» ASSIGNMENT:
Where a line of the following data contains the string "JSON", include it in the tally. Report the total alone.

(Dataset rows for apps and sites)
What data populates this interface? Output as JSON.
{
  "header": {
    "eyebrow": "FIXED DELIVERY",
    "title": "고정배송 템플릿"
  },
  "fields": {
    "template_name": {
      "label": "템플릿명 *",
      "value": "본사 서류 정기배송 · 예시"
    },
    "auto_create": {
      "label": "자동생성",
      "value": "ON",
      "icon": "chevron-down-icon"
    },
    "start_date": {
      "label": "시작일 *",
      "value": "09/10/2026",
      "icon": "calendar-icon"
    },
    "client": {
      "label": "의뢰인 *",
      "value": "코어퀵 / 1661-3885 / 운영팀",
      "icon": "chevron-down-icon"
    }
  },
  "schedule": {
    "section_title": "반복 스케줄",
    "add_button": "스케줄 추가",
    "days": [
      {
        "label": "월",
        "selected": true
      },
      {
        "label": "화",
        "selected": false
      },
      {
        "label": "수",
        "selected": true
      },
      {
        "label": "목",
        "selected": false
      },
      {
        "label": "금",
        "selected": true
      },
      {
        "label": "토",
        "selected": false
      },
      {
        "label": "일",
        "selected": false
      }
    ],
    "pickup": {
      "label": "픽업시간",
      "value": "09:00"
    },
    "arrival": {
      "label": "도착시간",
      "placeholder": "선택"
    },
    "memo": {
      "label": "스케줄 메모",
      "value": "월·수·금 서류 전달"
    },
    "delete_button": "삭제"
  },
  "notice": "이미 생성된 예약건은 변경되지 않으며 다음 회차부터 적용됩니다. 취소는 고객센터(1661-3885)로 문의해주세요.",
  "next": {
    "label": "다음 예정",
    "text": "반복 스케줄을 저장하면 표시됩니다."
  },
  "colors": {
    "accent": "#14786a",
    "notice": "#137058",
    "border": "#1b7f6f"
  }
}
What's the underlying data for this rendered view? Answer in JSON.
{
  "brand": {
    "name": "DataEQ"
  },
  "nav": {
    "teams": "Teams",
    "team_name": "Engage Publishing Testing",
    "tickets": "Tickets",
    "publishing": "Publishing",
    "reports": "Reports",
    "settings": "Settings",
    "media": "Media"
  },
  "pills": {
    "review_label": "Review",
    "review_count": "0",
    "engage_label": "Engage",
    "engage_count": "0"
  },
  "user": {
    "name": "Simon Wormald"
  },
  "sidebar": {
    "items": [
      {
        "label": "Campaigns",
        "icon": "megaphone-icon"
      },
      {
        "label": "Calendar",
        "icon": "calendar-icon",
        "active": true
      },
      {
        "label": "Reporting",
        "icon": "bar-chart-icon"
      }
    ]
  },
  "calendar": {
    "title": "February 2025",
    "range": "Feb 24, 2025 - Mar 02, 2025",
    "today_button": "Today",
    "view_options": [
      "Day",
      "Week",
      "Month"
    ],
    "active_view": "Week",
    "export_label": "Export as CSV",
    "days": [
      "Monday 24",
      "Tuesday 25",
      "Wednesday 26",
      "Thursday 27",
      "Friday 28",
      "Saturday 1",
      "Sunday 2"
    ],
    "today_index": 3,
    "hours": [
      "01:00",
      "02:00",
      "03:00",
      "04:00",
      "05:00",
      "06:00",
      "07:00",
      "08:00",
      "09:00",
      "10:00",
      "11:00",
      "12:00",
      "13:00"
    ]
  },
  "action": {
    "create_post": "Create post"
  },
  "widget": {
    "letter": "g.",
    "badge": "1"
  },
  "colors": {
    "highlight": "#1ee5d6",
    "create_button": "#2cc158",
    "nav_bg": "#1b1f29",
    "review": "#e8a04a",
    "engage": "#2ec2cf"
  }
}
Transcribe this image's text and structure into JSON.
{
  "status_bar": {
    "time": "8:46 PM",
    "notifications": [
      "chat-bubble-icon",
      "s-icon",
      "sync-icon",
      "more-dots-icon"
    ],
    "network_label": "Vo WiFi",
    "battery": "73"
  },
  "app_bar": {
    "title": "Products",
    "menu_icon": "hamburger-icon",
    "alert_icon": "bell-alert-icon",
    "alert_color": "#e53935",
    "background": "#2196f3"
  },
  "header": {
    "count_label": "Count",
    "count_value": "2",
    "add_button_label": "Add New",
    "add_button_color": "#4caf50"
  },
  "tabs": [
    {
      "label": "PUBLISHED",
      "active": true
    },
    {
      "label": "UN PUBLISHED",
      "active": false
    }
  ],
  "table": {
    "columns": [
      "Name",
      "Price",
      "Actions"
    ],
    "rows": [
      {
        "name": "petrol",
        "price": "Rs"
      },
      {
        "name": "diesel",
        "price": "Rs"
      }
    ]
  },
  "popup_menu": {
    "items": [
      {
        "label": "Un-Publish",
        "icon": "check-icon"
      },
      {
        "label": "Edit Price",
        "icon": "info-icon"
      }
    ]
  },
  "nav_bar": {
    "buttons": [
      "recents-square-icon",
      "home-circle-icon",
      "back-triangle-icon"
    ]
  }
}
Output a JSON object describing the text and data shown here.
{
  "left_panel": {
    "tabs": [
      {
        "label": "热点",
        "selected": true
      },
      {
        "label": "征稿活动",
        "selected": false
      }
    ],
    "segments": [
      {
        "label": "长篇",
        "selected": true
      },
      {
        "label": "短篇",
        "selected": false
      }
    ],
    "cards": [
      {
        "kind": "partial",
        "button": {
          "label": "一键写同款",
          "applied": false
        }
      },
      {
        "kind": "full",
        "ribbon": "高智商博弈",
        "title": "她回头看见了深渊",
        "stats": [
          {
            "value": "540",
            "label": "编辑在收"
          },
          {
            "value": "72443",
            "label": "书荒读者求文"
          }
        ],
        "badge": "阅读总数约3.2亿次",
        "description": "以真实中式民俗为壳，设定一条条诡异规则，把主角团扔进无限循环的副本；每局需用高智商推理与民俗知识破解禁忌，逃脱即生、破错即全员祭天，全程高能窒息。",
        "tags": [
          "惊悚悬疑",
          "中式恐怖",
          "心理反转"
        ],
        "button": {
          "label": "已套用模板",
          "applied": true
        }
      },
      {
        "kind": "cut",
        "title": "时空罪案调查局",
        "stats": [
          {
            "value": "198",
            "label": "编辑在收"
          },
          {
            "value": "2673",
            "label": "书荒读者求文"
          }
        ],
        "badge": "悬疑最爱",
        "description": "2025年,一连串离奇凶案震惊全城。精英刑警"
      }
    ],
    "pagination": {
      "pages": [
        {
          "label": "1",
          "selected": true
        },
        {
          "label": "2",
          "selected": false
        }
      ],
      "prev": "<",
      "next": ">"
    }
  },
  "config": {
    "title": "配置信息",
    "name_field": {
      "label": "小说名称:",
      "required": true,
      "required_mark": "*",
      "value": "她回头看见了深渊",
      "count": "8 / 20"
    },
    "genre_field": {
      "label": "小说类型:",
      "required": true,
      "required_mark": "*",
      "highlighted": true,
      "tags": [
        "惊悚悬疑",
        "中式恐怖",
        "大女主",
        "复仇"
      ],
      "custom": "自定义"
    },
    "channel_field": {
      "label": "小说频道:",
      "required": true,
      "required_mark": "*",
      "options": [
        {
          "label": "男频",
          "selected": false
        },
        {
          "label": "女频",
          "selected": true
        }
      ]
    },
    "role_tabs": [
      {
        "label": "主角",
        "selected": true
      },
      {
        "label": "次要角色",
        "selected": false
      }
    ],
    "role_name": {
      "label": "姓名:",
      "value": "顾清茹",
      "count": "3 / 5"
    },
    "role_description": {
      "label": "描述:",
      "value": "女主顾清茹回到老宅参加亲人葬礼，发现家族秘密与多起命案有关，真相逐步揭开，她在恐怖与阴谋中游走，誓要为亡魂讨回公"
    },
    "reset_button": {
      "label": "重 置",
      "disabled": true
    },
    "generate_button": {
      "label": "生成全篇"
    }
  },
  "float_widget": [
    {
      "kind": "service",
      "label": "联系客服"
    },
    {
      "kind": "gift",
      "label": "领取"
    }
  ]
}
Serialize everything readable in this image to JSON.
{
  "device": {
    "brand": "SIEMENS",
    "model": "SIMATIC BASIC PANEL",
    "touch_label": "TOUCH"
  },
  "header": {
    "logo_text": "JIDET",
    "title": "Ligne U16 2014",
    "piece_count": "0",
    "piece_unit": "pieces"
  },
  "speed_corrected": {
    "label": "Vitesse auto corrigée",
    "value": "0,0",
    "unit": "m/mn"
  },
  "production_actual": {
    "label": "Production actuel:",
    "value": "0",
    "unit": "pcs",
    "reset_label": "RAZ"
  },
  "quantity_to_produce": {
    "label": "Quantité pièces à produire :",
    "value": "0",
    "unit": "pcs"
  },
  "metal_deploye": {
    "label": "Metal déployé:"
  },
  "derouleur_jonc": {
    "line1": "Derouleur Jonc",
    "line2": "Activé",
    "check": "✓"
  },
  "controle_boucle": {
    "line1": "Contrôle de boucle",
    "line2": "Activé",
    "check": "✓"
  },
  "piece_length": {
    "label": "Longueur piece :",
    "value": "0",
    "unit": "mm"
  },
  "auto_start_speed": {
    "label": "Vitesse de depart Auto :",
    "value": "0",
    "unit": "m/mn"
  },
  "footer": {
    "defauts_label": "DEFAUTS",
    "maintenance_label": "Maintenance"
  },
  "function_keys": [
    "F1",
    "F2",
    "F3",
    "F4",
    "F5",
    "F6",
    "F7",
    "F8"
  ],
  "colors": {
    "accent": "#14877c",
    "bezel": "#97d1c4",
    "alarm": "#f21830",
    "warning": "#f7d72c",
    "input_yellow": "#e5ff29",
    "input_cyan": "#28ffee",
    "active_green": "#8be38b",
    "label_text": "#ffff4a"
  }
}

» WRITTEN RESPONSE:
5